[The records — start]

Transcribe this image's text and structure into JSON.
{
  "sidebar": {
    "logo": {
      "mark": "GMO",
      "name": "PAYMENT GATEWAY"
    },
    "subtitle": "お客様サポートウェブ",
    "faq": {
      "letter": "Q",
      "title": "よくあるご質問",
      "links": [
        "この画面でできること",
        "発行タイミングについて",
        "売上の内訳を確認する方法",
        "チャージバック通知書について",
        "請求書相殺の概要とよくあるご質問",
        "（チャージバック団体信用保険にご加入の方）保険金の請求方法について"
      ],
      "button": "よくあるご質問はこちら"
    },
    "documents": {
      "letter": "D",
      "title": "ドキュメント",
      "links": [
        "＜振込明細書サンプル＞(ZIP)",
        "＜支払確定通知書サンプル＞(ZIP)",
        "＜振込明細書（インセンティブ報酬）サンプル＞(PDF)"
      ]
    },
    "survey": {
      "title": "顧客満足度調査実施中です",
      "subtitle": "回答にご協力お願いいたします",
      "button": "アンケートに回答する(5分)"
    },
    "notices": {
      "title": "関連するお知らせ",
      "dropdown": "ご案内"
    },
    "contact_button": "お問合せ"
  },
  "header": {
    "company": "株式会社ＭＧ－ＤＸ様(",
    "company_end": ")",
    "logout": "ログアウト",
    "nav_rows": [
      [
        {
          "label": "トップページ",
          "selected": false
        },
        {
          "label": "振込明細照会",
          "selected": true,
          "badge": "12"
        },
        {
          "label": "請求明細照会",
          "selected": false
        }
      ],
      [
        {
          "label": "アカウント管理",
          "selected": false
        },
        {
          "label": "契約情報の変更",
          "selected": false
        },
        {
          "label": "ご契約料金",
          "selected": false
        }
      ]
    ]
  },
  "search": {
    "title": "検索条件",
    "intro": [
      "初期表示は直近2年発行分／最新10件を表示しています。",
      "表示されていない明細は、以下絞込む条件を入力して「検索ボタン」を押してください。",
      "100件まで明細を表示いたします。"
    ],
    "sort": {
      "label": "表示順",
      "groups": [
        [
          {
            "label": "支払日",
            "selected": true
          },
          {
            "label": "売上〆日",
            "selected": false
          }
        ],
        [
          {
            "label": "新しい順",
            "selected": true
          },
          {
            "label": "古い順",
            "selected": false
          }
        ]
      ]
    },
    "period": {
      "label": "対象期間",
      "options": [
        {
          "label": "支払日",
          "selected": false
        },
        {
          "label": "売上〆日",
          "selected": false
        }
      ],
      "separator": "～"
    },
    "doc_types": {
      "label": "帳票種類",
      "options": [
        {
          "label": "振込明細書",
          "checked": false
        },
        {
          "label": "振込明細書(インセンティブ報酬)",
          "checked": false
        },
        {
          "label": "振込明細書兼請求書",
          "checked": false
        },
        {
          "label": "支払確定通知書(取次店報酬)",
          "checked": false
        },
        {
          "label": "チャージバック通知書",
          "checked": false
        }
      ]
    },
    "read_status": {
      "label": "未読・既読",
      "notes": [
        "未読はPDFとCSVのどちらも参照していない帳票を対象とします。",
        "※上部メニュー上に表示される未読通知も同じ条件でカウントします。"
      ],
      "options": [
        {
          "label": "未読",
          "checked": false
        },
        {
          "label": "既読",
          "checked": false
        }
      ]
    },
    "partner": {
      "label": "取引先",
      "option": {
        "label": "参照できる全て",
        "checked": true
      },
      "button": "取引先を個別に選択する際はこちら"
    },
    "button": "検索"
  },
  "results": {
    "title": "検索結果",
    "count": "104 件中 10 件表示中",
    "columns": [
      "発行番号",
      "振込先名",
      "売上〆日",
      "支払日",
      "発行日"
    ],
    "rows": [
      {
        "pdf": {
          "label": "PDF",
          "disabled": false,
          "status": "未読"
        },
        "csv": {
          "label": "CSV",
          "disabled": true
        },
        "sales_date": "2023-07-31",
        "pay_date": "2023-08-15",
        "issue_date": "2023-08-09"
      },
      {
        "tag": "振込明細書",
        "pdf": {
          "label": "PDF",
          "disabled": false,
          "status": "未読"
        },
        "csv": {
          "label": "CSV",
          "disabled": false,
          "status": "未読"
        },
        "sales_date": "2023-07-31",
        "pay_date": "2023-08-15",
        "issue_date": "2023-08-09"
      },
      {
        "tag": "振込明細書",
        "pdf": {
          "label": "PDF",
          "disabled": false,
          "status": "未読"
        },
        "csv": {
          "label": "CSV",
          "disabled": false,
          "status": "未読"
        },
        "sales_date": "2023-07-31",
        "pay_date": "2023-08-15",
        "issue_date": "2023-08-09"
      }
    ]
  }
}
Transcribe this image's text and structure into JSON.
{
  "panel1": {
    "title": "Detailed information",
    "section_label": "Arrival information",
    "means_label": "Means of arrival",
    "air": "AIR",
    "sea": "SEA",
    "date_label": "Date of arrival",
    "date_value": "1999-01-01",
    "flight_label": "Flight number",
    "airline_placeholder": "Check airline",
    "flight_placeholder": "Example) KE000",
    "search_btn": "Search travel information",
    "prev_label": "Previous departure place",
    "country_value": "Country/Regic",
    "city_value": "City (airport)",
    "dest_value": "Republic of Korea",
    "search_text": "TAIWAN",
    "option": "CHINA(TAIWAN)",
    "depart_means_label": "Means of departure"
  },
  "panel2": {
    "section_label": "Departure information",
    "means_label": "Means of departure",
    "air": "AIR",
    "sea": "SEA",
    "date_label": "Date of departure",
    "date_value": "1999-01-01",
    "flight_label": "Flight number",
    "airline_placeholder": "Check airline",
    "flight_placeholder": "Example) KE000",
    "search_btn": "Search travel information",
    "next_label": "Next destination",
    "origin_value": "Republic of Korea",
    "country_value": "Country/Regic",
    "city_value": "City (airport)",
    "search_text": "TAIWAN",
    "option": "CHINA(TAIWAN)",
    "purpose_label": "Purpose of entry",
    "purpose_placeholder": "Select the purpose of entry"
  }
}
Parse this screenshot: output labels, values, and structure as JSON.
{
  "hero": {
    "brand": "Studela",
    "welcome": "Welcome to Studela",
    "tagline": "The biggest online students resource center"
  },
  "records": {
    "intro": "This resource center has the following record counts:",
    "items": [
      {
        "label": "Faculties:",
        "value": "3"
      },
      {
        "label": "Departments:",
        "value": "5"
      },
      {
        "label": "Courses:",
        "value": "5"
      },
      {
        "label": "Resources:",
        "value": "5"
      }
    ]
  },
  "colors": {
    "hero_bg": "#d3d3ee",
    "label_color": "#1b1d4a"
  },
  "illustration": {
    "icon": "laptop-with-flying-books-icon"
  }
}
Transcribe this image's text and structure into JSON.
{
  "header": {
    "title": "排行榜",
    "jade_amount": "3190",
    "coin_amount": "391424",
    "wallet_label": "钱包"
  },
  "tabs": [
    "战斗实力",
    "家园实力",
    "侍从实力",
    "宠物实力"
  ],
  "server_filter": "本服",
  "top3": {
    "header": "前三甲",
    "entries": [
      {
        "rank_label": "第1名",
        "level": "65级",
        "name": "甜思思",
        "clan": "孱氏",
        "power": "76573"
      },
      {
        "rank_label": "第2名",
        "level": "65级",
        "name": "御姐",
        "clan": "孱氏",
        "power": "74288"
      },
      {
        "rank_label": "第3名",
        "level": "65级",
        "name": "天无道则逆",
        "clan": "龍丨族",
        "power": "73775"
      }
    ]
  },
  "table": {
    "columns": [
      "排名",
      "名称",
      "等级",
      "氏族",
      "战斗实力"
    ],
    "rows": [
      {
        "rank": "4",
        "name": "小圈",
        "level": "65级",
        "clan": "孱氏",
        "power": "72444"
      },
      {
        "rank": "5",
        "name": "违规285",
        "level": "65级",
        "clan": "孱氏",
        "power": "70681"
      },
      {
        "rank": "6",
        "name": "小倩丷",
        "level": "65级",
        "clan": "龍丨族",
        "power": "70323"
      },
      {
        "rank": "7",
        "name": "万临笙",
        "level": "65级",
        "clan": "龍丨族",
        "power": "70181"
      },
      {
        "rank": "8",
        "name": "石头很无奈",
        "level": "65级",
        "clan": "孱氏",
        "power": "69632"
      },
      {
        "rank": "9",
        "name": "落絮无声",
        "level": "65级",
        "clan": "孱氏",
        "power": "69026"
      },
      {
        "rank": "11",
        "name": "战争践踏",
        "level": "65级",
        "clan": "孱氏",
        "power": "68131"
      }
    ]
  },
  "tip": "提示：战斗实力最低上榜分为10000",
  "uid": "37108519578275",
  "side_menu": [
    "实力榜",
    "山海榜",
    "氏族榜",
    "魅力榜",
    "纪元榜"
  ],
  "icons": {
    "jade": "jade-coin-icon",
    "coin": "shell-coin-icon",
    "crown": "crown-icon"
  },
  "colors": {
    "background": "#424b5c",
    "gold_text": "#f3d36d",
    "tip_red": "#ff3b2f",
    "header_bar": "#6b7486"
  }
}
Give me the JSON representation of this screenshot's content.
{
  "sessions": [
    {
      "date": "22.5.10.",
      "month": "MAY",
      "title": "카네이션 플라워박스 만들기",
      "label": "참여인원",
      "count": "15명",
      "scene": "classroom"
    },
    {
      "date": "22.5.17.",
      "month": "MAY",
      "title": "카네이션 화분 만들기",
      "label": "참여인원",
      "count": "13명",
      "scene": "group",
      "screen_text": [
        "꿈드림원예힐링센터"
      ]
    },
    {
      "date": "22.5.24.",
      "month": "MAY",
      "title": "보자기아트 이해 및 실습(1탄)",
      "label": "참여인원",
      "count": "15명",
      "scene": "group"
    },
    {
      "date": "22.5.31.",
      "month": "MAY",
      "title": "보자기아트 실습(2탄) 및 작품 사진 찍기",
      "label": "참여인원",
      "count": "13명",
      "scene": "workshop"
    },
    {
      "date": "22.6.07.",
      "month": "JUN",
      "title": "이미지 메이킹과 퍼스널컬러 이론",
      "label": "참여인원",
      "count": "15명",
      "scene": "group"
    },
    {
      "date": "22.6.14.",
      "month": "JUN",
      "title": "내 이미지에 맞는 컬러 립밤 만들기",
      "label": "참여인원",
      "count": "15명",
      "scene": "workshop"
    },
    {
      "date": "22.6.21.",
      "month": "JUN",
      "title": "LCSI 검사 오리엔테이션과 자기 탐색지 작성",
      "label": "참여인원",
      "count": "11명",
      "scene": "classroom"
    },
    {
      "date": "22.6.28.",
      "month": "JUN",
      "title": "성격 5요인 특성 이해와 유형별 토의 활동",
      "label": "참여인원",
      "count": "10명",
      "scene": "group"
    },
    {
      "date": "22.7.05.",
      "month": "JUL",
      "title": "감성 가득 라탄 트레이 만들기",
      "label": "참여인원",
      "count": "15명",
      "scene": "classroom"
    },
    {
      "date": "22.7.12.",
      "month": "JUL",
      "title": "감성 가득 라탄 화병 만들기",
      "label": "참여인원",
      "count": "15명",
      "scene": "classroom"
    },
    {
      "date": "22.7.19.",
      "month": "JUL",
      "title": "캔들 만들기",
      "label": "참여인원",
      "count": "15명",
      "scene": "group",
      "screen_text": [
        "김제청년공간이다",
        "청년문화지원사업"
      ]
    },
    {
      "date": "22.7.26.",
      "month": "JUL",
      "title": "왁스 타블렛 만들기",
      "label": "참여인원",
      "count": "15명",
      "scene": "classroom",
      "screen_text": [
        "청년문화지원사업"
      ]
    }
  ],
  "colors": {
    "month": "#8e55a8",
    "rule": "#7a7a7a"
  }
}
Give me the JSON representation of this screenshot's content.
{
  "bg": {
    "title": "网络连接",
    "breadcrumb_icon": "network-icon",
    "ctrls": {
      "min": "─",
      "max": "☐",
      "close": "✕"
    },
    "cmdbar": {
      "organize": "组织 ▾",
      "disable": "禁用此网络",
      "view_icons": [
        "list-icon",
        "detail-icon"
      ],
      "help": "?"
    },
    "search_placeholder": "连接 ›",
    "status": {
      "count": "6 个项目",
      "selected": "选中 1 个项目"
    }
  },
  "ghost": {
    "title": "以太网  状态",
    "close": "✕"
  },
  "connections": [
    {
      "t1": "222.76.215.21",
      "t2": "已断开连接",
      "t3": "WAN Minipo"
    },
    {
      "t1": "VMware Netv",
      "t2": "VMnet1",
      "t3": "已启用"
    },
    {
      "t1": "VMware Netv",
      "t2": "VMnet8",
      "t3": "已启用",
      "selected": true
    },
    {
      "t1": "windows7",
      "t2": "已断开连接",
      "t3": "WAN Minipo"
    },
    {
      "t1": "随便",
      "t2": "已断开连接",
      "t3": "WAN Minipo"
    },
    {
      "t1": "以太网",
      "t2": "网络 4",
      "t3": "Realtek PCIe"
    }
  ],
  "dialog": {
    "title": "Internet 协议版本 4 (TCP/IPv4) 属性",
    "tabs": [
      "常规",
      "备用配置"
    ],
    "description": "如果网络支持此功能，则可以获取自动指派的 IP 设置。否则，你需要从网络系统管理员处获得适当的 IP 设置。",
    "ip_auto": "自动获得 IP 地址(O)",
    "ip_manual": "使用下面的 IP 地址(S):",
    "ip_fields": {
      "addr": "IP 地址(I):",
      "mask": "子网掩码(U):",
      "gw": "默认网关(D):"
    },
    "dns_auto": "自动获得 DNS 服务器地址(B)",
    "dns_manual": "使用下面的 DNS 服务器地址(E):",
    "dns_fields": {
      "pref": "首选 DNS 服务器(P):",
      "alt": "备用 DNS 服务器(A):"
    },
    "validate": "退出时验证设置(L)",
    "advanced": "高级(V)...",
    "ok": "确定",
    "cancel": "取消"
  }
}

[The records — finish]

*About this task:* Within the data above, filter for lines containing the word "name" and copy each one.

*Solution:*
      "name": "PAYMENT GATEWAY"
        "name": "甜思思",
        "name": "御姐",
        "name": "天无道则逆",
        "name": "小圈",
        "name": "违规285",
        "name": "小倩丷",
        "name": "万临笙",
        "name": "石头很无奈",
        "name": "落絮无声",
        "name": "战争践踏",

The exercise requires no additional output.